For these reasons, it’s a regular menu guest at my house, where I pride myself on transforming a single, four pound chicken (preferably organic and purchased at a reduced rate) into four fabulous feasts for a group of four. That’s sixteen meals, folks! A four pound chicken runs anywhere from $6-$10 (depending on where and how you shop), throw in a little change for ingredients to flesh it out into a meal (4X), and you’re looking at less than $20. A night out for a family of four at any fast food favorite will set you back the same amount or more faster than you can say “heart attack”.

Gotcha? Let me tell you how it’s done!

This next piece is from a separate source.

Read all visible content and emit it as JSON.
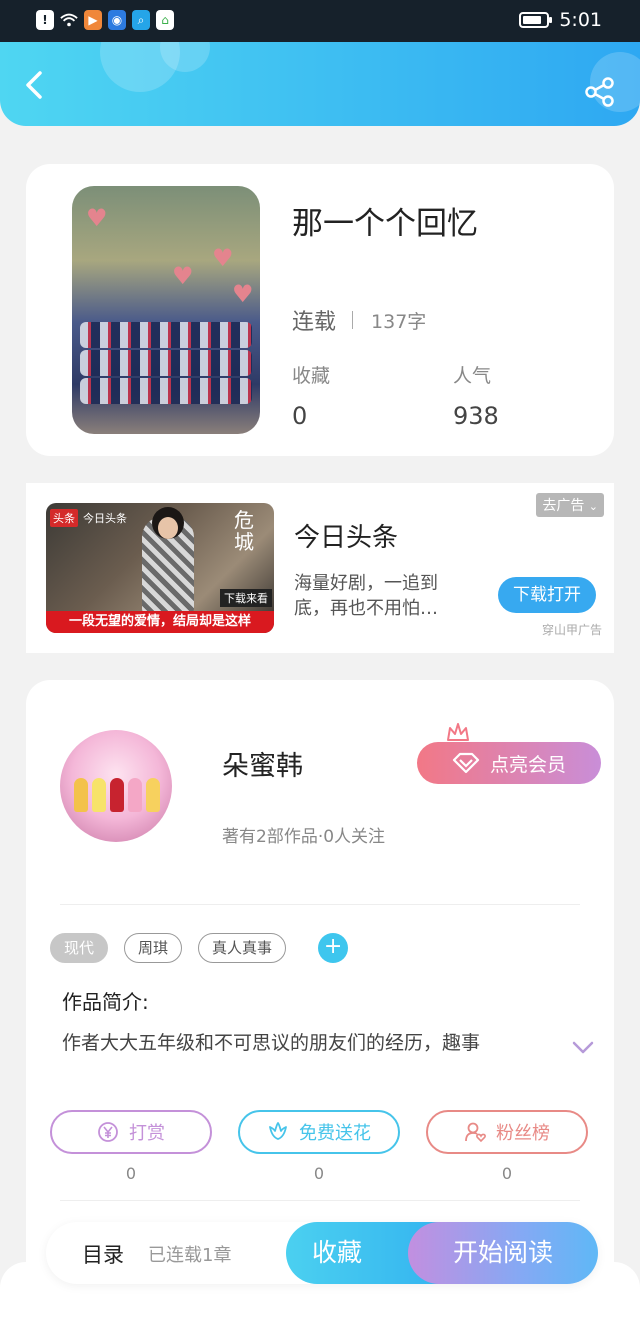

Meal #1: This is the launching pad for the meal plan event(s) – a whole roasted chicken. Since it’s going to be transformed several times, keep the seasoning simple – ground pepper, a nice crust of coarse salt and a rub down with olive oil. Roast at 425 until done (about 20 minutes per pound) and top it with a few love pats of butter to sink deeply into the bird. Allow the roasted chicken to rest and re-absorb its juices. Cut the both legs and thighs away from the chicken (reserving warm). Cut the breasts away from the rib cage, cool and store in your refrigerator for later use. Serve both legs and both thighs with steamed vegetables and roasted potatoes for a satisfying, nutritional meal. Go ahead and prepare a pan gravy with a little roux, white wine, chicken stock, Dijon mustard and fresh tarragon to dress things up, but hold on to the carcass!

Meal #2: Start this after the roast chicken dinner to prepare for tomorrow’s old-fashioned and DELICIOUS chicken noodle soup. With a sturdy chef’s knife, cut up the reserved carcass remnants – the rib cage and spine – into four or five coarse chunks and put them in a two quart soup pot with a quartered onion, carrot, celery stalk and a clove or two of garlic to make an impromptu stock. Add a few peppercorns, a bay leaf and fresh thyme for added flavor. Bring it up to a boil, reduce to a slow simmer over low heat and forget about it for three to four hours. Allow to cool and refrigerate, covered, overnight.
About thirty minutes before you’re slotted to serve dinner, skim off any accumulated fat off the top of the stock, strain it, discarding all solids except any bits of chicken flesh. Finely chop an onion, carrot and celery stalk and sauté them in the same pot with a tablespoon of olive oil until softened. Season, return the strained stock to the pan and bring up to a boil. Add reserved chicken and about ¼ pound of dried pasta (flat noodles, spaghetti, linguini – your choice) and cook until tender. Serve with a drizzle of fresh herbs (parsley, tarragon, or thyme will do) and freshly grated Parmesan cheese. A small, fresh salad and warm baguette make this a meal.

Meal #3: Chicken Salad Deluxe! This is where you can really have fun with chicken’s flavor/texture marriage versatility. Cut one of the reserved breasts into chunky, ½” cubes and toss in a bowl with coarsely chopped dried cranberries (or another dried fruit like figs or currants), coarsely chopped roasted almonds, fresh herbs, a dollop of Dijon, a dash of mayo and vinegar, salt and pepper and you’ve got a meal in minutes over a bed of greens. Other flavors that work in tandem with chicken include curry, paprika, cinnamon and almost any fresh herb imaginable. Make this your own!

Meal #4: Chicken Sandwiches Supreme! Again, versatility and imagination set the stage for show-stopping chicken sandwiches prepared with freshly roasted chicken breast. Go for the best quality bread you can find, from baguette to whole grain, and fill it with thinly cut slices of the remaining breast and toppings. One sliced breast will handily complete four sandwiches. Zip up mayo with fresh basil and Dijon mustard for a fresh, personalized sauce, top with a slice of red onion and crisp romaine. Go whole hog and add a few pieces of browned bacon and a slice of avocado if the mood moves.

Chicken never tasted so good for so little.